◆ WHAT TO WORK ON:
Copy out each line in the material below that has the word "Manager".

◆ LISTED ENTRIES:

· · · · · · ·

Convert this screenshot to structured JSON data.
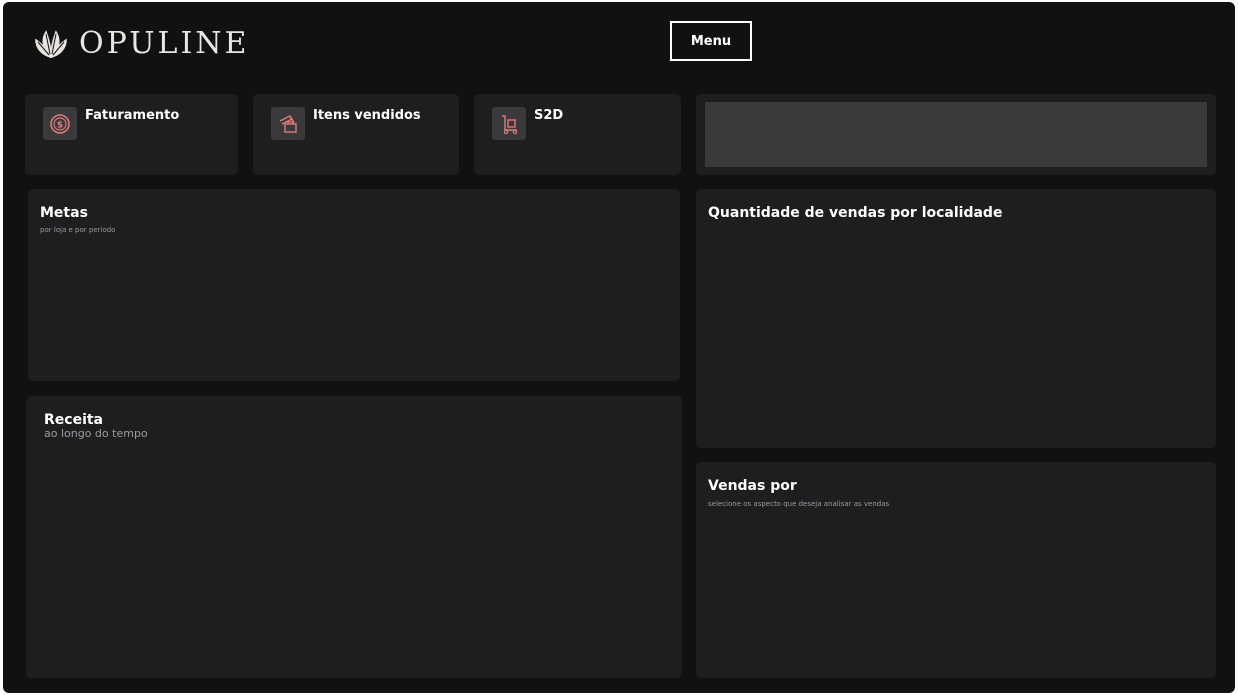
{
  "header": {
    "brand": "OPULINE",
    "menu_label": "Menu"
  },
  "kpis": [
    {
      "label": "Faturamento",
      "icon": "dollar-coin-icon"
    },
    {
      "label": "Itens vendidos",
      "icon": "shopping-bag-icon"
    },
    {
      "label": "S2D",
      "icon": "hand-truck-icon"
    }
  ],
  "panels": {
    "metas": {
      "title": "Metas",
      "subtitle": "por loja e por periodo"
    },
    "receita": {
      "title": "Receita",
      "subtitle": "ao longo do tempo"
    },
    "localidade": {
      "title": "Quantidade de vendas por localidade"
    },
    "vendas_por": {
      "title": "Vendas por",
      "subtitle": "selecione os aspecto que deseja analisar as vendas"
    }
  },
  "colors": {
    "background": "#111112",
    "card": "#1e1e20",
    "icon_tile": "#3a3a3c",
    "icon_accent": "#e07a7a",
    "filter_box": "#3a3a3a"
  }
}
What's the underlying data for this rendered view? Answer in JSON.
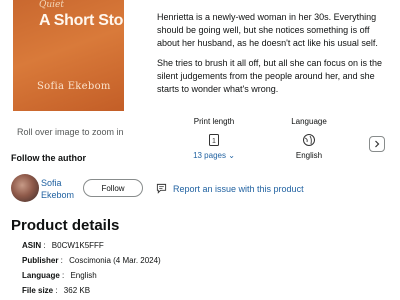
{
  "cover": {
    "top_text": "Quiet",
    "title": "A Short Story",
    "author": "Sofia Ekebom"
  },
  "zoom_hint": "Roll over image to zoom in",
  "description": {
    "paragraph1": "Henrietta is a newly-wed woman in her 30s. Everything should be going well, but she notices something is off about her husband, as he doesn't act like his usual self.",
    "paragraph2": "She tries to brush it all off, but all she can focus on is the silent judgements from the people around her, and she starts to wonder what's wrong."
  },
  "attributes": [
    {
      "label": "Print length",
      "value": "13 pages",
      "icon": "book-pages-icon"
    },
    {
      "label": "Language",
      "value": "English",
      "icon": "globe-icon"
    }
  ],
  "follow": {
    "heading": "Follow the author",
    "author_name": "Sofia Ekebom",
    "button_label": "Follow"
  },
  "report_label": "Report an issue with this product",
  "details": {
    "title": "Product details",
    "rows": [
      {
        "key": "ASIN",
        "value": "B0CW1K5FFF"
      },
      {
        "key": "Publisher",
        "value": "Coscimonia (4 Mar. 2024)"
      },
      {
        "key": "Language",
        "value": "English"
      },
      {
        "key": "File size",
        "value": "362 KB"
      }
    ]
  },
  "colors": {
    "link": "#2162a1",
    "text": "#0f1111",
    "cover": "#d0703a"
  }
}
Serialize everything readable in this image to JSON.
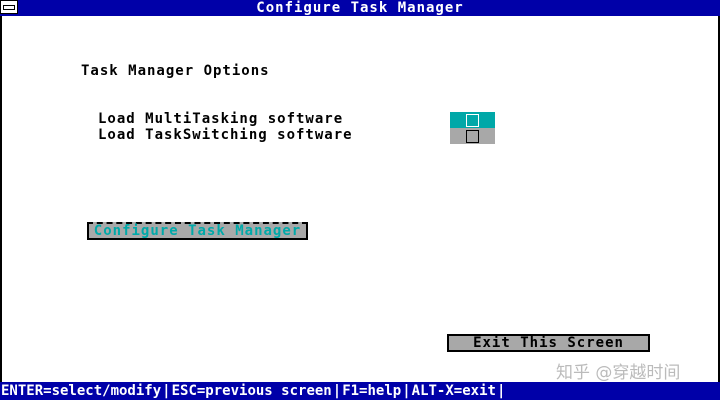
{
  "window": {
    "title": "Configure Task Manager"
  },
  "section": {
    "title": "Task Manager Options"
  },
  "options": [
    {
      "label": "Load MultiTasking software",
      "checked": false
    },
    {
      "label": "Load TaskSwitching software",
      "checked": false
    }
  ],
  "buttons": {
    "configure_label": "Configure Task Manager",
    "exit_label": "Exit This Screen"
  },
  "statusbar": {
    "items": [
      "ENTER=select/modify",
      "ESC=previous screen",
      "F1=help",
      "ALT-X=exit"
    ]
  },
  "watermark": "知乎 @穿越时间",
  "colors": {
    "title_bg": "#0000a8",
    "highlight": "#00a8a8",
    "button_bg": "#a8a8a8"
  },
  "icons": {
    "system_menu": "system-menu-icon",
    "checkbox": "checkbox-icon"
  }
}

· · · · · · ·

◆ RESPONSE AREA:
    "title": "Configure Task Manager"
    "title": "Task Manager Options"
    "configure_label": "Configure Task Manager",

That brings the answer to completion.